[Excerpts from a dataset]
***

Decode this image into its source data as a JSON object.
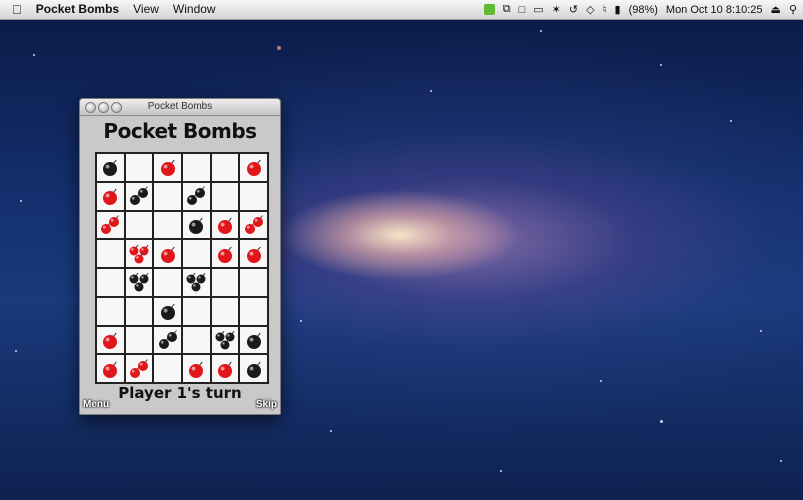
{
  "menubar": {
    "app_name": "Pocket Bombs",
    "menus": [
      "View",
      "Window"
    ],
    "battery": "(98%)",
    "clock": "Mon Oct 10  8:10:25"
  },
  "window": {
    "title": "Pocket Bombs",
    "logo": "Pocket Bombs",
    "turn_text": "Player 1's turn",
    "menu_button": "Menu",
    "skip_button": "Skip"
  },
  "game": {
    "player_colors": {
      "black": "#1a1a1a",
      "red": "#e0161b"
    },
    "board": [
      [
        {
          "c": "black",
          "n": 1
        },
        {
          "c": "",
          "n": 0
        },
        {
          "c": "red",
          "n": 1
        },
        {
          "c": "",
          "n": 0
        },
        {
          "c": "",
          "n": 0
        },
        {
          "c": "red",
          "n": 1
        }
      ],
      [
        {
          "c": "red",
          "n": 1
        },
        {
          "c": "black",
          "n": 2
        },
        {
          "c": "",
          "n": 0
        },
        {
          "c": "black",
          "n": 2
        },
        {
          "c": "",
          "n": 0
        },
        {
          "c": "",
          "n": 0
        }
      ],
      [
        {
          "c": "red",
          "n": 2
        },
        {
          "c": "",
          "n": 0
        },
        {
          "c": "",
          "n": 0
        },
        {
          "c": "black",
          "n": 1
        },
        {
          "c": "red",
          "n": 1
        },
        {
          "c": "red",
          "n": 2
        }
      ],
      [
        {
          "c": "",
          "n": 0
        },
        {
          "c": "red",
          "n": 3
        },
        {
          "c": "red",
          "n": 1
        },
        {
          "c": "",
          "n": 0
        },
        {
          "c": "red",
          "n": 1
        },
        {
          "c": "red",
          "n": 1
        }
      ],
      [
        {
          "c": "",
          "n": 0
        },
        {
          "c": "black",
          "n": 3
        },
        {
          "c": "",
          "n": 0
        },
        {
          "c": "black",
          "n": 3
        },
        {
          "c": "",
          "n": 0
        },
        {
          "c": "",
          "n": 0
        }
      ],
      [
        {
          "c": "",
          "n": 0
        },
        {
          "c": "",
          "n": 0
        },
        {
          "c": "black",
          "n": 1
        },
        {
          "c": "",
          "n": 0
        },
        {
          "c": "",
          "n": 0
        },
        {
          "c": "",
          "n": 0
        }
      ],
      [
        {
          "c": "red",
          "n": 1
        },
        {
          "c": "",
          "n": 0
        },
        {
          "c": "black",
          "n": 2
        },
        {
          "c": "",
          "n": 0
        },
        {
          "c": "black",
          "n": 3
        },
        {
          "c": "black",
          "n": 1
        }
      ],
      [
        {
          "c": "red",
          "n": 1
        },
        {
          "c": "red",
          "n": 2
        },
        {
          "c": "",
          "n": 0
        },
        {
          "c": "red",
          "n": 1
        },
        {
          "c": "red",
          "n": 1
        },
        {
          "c": "black",
          "n": 1
        }
      ]
    ]
  }
}
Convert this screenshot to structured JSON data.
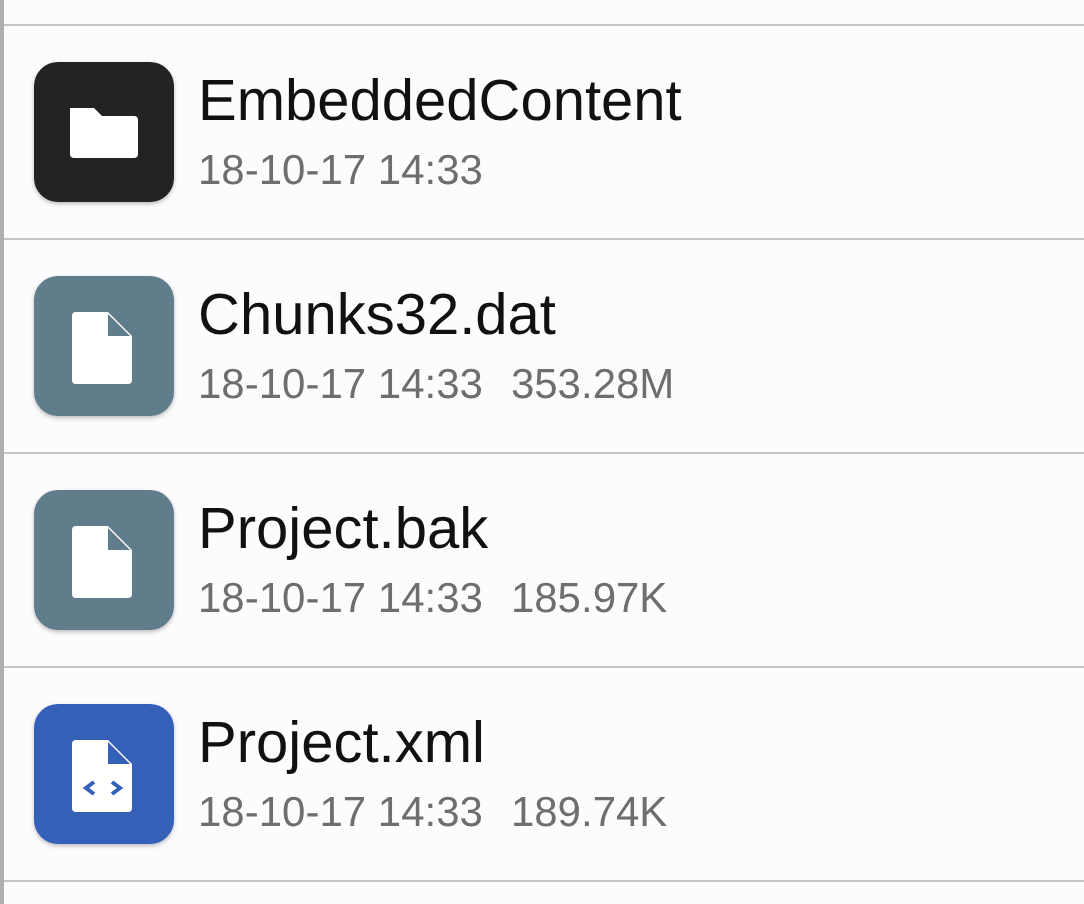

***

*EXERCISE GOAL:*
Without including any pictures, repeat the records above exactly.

*SOLUTION TO THE PROBLEM:*
Decode this image into its source data as a JSON object.
{
  "menubar": {
    "app_name": "Pocket Bombs",
    "menus": [
      "View",
      "Window"
    ],
    "battery": "(98%)",
    "clock": "Mon Oct 10  8:10:25"
  },
  "window": {
    "title": "Pocket Bombs",
    "logo": "Pocket Bombs",
    "turn_text": "Player 1's turn",
    "menu_button": "Menu",
    "skip_button": "Skip"
  },
  "game": {
    "player_colors": {
      "black": "#1a1a1a",
      "red": "#e0161b"
    },
    "board": [
      [
        {
          "c": "black",
          "n": 1
        },
        {
          "c": "",
          "n": 0
        },
        {
          "c": "red",
          "n": 1
        },
        {
          "c": "",
          "n": 0
        },
        {
          "c": "",
          "n": 0
        },
        {
          "c": "red",
          "n": 1
        }
      ],
      [
        {
          "c": "red",
          "n": 1
        },
        {
          "c": "black",
          "n": 2
        },
        {
          "c": "",
          "n": 0
        },
        {
          "c": "black",
          "n": 2
        },
        {
          "c": "",
          "n": 0
        },
        {
          "c": "",
          "n": 0
        }
      ],
      [
        {
          "c": "red",
          "n": 2
        },
        {
          "c": "",
          "n": 0
        },
        {
          "c": "",
          "n": 0
        },
        {
          "c": "black",
          "n": 1
        },
        {
          "c": "red",
          "n": 1
        },
        {
          "c": "red",
          "n": 2
        }
      ],
      [
        {
          "c": "",
          "n": 0
        },
        {
          "c": "red",
          "n": 3
        },
        {
          "c": "red",
          "n": 1
        },
        {
          "c": "",
          "n": 0
        },
        {
          "c": "red",
          "n": 1
        },
        {
          "c": "red",
          "n": 1
        }
      ],
      [
        {
          "c": "",
          "n": 0
        },
        {
          "c": "black",
          "n": 3
        },
        {
          "c": "",
          "n": 0
        },
        {
          "c": "black",
          "n": 3
        },
        {
          "c": "",
          "n": 0
        },
        {
          "c": "",
          "n": 0
        }
      ],
      [
        {
          "c": "",
          "n": 0
        },
        {
          "c": "",
          "n": 0
        },
        {
          "c": "black",
          "n": 1
        },
        {
          "c": "",
          "n": 0
        },
        {
          "c": "",
          "n": 0
        },
        {
          "c": "",
          "n": 0
        }
      ],
      [
        {
          "c": "red",
          "n": 1
        },
        {
          "c": "",
          "n": 0
        },
        {
          "c": "black",
          "n": 2
        },
        {
          "c": "",
          "n": 0
        },
        {
          "c": "black",
          "n": 3
        },
        {
          "c": "black",
          "n": 1
        }
      ],
      [
        {
          "c": "red",
          "n": 1
        },
        {
          "c": "red",
          "n": 2
        },
        {
          "c": "",
          "n": 0
        },
        {
          "c": "red",
          "n": 1
        },
        {
          "c": "red",
          "n": 1
        },
        {
          "c": "black",
          "n": 1
        }
      ]
    ]
  }
}
Convert this screenshot to structured JSON data.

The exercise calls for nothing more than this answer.